We were up early and out the door of our hotel to meet Bryony at the Brussels Central Station for a one hour train ride and a daytrip to Antwerp. Walking the streets of a beautiful city shorn of its usual crowds has its benefits.
Both the Brussels and the Antwerp Central Train Stations are huge “beehives” of activity. Their architecture oozes old world charm. In the case of Antwerp, as it became necessary to expand the number of tracks serving the city they merely expanded downward. Each level contains many train platforms providing service to national and international destinations. There are over 20 separate train platforms!
In the 10 weeks that we have now been traveling we have ridden over 20 separate train trips, not counting commuter subway trips. Not a single one of those trips have been off their published timetable… every one has departed and arrived precisely on time!

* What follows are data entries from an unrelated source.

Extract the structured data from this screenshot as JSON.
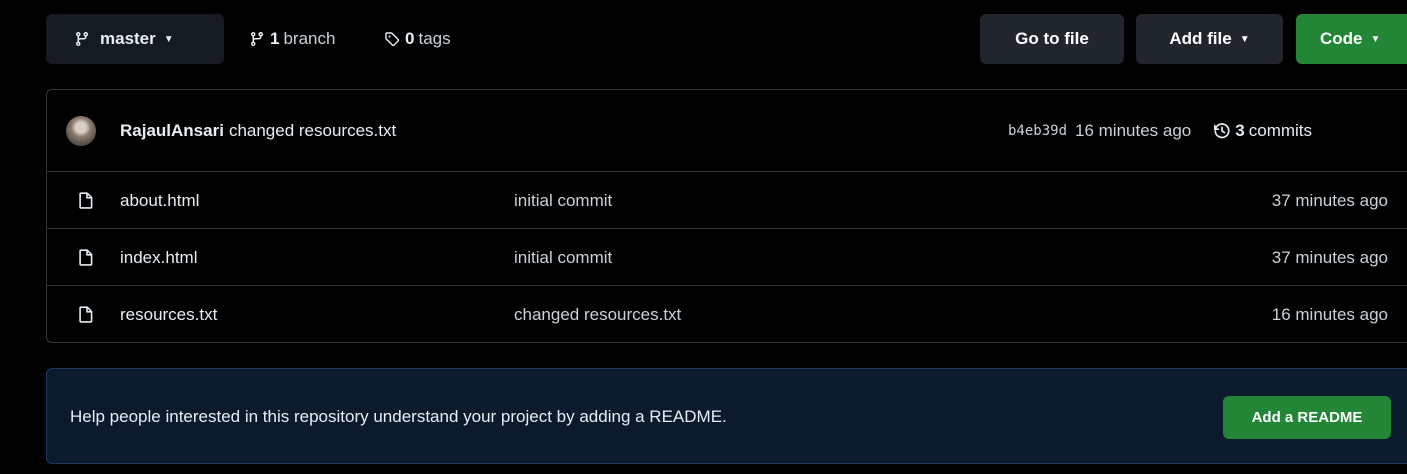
{
  "toolbar": {
    "branch_name": "master",
    "branch_count": "1",
    "branch_label": "branch",
    "tag_count": "0",
    "tag_label": "tags",
    "go_to_file_label": "Go to file",
    "add_file_label": "Add file",
    "code_label": "Code"
  },
  "latest_commit": {
    "author": "RajaulAnsari",
    "message": "changed resources.txt",
    "sha": "b4eb39d",
    "time": "16 minutes ago",
    "commit_count": "3",
    "commit_label": "commits"
  },
  "files": [
    {
      "name": "about.html",
      "message": "initial commit",
      "time": "37 minutes ago"
    },
    {
      "name": "index.html",
      "message": "initial commit",
      "time": "37 minutes ago"
    },
    {
      "name": "resources.txt",
      "message": "changed resources.txt",
      "time": "16 minutes ago"
    }
  ],
  "readme": {
    "prompt": "Help people interested in this repository understand your project by adding a README.",
    "button_label": "Add a README"
  },
  "colors": {
    "background": "#000000",
    "button_dark": "#21262d",
    "button_green": "#238636",
    "border": "#30363d",
    "banner_bg": "#0c1a2e"
  },
  "icons": {
    "branch": "git-branch-icon",
    "tag": "tag-icon",
    "history": "history-icon",
    "file": "file-icon"
  }
}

Antwerp is a busy seaport city that is known for its prominence in the diamond trade. We passed on shopping those venues in favor of strolling the harbor area, and ascending the MAS art museum building for a free panorama of the city.

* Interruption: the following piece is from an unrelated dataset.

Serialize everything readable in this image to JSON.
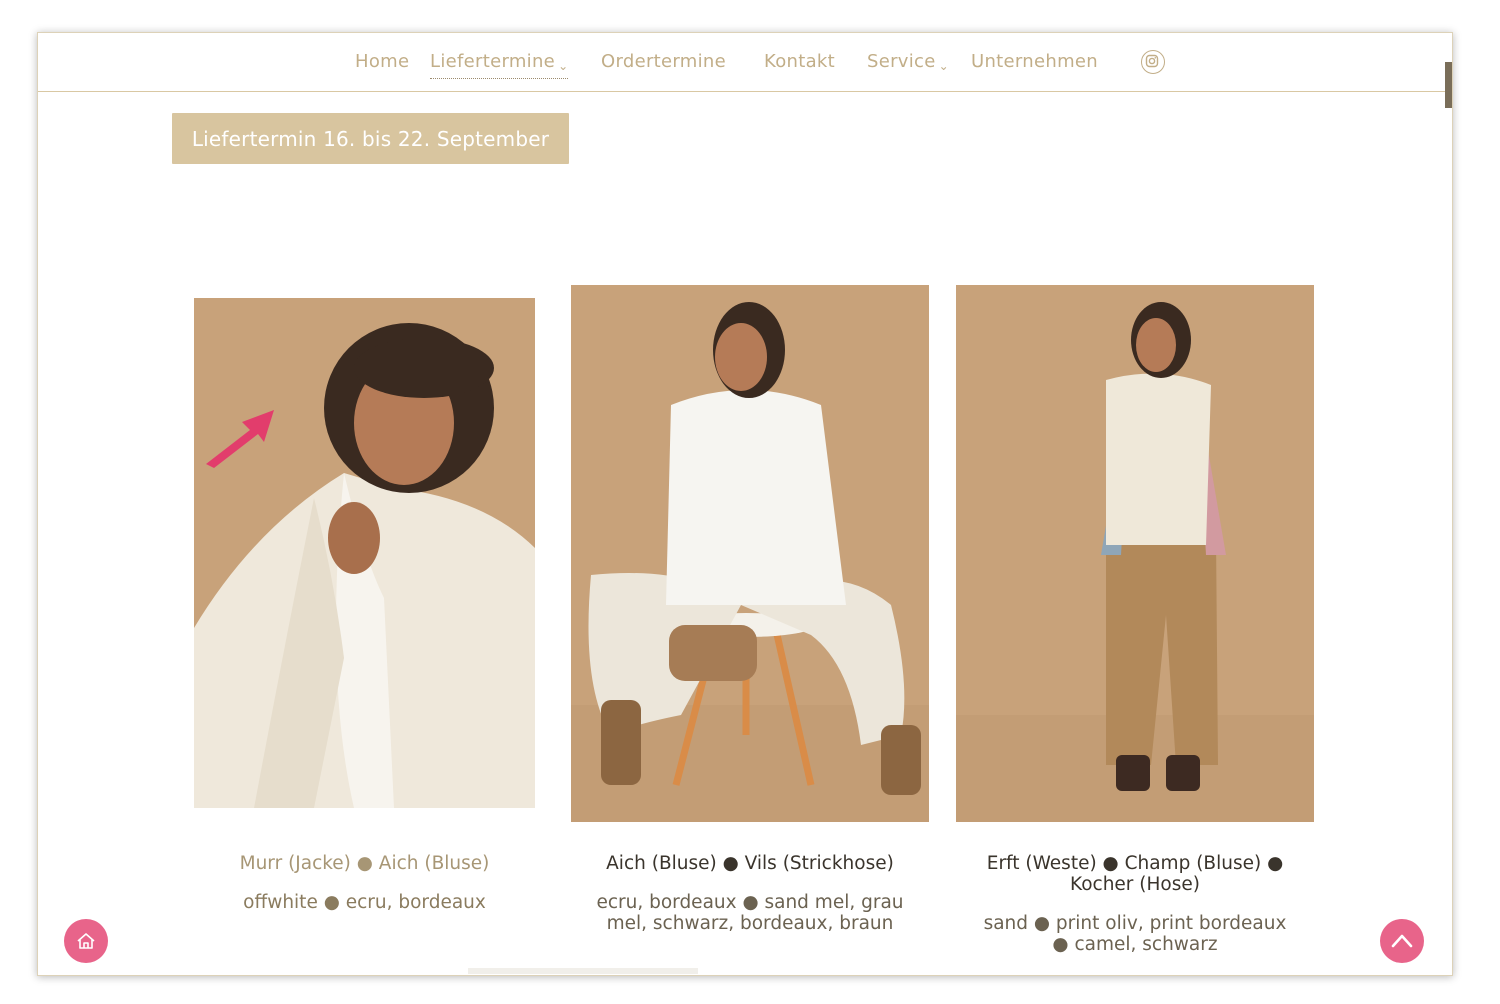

We did not have time to actually visit the collection, but just walking about inside was entertaining. There were lifelike statues of a ship captain and female officer standing at the edge of one of the floors, and a well utilized study area.

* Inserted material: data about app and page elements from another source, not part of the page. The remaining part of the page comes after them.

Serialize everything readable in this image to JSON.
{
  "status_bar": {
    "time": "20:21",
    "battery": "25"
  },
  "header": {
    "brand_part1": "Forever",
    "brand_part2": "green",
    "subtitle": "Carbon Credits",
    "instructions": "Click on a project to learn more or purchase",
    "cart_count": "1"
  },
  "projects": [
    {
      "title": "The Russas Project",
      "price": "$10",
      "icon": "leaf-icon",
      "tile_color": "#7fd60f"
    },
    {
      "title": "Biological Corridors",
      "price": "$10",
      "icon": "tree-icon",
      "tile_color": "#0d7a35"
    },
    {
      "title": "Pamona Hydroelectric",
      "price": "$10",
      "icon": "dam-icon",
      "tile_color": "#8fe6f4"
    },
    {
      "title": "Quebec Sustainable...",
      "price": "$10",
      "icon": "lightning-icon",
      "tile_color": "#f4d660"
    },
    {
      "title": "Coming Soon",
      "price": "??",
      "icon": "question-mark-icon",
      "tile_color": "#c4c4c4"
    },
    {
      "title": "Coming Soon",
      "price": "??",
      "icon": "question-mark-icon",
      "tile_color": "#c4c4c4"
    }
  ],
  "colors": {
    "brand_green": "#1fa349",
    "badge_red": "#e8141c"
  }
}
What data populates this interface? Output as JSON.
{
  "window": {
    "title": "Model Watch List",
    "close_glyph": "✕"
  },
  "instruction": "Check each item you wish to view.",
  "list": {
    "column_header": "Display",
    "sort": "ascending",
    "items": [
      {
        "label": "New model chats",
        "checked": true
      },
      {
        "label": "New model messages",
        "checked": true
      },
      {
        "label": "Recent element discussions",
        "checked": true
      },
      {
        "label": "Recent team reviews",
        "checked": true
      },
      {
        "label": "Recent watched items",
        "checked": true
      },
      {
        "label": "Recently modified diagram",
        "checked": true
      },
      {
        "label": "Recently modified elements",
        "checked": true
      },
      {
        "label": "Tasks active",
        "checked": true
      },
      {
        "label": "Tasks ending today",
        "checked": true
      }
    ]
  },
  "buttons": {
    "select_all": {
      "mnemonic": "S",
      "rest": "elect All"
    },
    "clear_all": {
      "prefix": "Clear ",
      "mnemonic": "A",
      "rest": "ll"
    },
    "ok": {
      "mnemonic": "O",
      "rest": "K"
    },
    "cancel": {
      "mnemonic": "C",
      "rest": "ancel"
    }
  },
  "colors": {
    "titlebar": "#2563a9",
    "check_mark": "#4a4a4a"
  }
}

The city vista was also entertaining as one building displayed a series of larger than life human figures climbing the walls.
Our intended destination was the Red Star Museum. This is a sister site to New York’s Ellis Island. Over a span of approximately 40 years from the late 19th Century to the early 20th Century, Ellis Island received over 12 million immigrants for processing into the United States. Over 2 million of those souls had departed from Antwerp. The Red Star Museum is named after the prominent ship line that transported many of those emigrants from Antwerp and is housed in the buildings that processed those folks.
The museum presents the stories of those people, both the prominent such as Albert Einstein, and the nameless.
Screening to standards set by US Immigration at the departure point was necessary as any passenger rejected in New York had to be returned to Europe at the ship company’s expense. In spite of the rigorous examination, 2% were still turned back in New York. Imagine the heart rending choice that parents had to make when one of their young children was rejected and they could either proceed without her or choose to keep the family intact and return to Europe. Most families chose to continue on as social, economic, and political conditions in their former countries provided no real option for returning. Societies were formed to care for those “orphaned” children in the “old country”, helping them to remain in contact with their families if such was possible.
Our day also included a wonderful harborside lunch, and then a late evening dinner at a French restaurant back in Brussels.
We depart Belgium tomorrow evening and will be aboard a night sleeper train. Our destination will be Bratislava Slovakia for 3 days with Svetlana Rosinova, her husband Milan Rosina and their children. Svetlana lived with us for a year as a high school exchange student in the 1990’s. This will be an exciting reunion!
Peace Everyone. Pete